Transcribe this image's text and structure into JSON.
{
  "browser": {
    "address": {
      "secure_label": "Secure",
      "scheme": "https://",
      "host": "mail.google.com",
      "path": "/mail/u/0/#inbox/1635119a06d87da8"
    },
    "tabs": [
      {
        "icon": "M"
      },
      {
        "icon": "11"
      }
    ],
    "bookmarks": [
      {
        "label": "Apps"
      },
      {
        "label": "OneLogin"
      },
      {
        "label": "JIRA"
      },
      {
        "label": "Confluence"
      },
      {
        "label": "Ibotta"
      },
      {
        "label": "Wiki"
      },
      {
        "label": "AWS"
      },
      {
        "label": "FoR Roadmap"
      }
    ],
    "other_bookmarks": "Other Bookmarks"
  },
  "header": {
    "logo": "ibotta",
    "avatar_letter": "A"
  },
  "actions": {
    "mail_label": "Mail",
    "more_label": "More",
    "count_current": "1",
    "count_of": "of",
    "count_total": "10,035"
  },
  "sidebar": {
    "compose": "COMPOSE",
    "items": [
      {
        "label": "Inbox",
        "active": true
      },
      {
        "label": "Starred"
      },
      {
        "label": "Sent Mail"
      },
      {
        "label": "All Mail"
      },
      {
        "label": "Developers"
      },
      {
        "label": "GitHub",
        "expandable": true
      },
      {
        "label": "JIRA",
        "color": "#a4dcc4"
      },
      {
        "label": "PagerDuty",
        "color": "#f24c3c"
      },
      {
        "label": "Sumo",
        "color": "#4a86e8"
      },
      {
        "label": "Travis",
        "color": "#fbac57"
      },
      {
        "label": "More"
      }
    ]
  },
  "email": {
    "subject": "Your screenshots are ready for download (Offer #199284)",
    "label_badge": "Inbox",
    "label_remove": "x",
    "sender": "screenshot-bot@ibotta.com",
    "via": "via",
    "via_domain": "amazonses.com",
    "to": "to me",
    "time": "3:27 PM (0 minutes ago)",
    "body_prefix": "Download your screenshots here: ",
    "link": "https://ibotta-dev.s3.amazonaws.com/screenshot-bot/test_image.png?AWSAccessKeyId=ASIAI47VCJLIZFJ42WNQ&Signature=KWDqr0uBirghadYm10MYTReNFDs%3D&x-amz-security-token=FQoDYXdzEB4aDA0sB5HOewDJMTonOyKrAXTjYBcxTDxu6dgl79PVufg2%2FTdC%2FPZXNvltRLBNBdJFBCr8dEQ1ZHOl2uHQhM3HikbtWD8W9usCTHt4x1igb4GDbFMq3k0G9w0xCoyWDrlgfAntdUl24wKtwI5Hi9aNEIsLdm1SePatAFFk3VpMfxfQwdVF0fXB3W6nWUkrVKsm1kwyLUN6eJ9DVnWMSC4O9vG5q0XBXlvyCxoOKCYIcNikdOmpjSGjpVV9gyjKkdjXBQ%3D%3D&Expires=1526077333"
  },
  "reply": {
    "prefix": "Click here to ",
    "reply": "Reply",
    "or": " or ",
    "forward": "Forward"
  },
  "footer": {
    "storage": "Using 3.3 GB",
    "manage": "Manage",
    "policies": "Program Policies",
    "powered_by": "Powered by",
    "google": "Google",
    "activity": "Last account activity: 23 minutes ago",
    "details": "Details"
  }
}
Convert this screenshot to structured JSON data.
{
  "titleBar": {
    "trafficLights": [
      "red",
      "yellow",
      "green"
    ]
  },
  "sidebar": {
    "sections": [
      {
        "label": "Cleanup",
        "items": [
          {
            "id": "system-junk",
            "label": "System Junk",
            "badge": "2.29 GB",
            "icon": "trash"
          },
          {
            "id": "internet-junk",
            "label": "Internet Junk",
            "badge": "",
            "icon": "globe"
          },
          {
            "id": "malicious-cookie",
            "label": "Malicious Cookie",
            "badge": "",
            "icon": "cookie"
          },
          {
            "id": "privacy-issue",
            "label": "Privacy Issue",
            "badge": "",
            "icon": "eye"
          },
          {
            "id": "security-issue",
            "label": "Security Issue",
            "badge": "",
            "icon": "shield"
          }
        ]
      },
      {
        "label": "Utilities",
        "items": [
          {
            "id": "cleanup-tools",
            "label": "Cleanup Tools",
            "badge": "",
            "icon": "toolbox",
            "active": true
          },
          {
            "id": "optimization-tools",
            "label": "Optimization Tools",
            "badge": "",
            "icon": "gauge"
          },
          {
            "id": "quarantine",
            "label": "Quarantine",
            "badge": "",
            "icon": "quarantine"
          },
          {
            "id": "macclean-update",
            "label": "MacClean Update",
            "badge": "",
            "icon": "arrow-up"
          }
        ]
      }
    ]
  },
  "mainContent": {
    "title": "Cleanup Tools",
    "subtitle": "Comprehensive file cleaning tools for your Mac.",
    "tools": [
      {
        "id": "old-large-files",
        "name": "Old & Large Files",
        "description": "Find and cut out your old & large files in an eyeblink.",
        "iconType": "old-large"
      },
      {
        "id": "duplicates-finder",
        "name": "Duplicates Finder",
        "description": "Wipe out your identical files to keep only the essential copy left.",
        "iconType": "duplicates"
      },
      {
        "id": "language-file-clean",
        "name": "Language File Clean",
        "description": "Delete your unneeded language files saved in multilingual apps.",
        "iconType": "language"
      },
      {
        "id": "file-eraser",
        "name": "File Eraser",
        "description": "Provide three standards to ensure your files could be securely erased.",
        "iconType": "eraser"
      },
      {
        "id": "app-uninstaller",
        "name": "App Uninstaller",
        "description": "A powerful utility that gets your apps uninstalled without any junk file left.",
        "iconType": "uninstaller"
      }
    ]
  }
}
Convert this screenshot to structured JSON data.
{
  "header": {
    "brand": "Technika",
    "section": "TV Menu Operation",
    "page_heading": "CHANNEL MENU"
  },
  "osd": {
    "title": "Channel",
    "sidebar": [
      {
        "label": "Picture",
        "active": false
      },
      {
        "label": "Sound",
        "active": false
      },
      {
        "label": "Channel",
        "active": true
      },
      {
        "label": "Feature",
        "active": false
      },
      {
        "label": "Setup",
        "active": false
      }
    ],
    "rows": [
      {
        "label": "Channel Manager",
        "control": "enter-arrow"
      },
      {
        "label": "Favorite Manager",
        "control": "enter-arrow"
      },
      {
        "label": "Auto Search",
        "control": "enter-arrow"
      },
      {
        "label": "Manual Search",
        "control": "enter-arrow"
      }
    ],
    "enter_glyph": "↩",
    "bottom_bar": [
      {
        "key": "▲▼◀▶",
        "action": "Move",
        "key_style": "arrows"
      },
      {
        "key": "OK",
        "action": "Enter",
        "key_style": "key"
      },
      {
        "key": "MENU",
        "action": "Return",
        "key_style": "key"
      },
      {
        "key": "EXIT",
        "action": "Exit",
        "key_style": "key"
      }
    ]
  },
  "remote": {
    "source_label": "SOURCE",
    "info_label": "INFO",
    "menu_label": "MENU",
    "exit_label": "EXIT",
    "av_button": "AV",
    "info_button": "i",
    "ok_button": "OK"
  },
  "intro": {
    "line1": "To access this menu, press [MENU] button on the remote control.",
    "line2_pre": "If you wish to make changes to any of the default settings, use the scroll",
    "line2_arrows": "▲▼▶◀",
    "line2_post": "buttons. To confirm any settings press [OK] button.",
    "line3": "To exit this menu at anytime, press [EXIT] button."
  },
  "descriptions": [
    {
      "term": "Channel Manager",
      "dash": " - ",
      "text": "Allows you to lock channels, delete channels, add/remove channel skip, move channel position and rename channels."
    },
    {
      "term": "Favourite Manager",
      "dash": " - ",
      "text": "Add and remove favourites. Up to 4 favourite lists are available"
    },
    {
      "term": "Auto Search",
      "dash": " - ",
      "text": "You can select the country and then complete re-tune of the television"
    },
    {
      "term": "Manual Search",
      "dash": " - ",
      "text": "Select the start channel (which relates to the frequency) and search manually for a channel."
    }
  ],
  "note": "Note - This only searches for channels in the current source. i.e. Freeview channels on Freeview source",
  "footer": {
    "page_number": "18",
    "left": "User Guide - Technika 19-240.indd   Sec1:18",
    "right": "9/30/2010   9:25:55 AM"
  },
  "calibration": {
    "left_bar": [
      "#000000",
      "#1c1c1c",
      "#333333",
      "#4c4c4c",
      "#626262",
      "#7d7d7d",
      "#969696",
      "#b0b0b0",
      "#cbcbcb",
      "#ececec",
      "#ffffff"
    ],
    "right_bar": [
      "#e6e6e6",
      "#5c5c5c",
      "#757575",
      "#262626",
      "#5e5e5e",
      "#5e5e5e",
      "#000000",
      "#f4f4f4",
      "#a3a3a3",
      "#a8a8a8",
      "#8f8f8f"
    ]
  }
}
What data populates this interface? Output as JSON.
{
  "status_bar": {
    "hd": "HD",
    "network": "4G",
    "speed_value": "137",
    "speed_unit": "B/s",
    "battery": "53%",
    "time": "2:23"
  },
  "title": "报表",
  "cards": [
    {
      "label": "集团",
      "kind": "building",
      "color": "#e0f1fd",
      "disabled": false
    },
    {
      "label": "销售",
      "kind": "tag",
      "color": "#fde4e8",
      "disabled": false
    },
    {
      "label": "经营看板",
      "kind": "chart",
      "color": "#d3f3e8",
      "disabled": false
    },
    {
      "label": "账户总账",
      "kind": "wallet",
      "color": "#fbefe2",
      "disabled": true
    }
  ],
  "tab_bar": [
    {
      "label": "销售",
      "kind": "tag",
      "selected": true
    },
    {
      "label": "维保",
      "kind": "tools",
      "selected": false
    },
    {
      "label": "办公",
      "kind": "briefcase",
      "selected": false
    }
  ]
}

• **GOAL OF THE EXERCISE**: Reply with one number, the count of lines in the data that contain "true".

• **ANSWER SPACE**: 6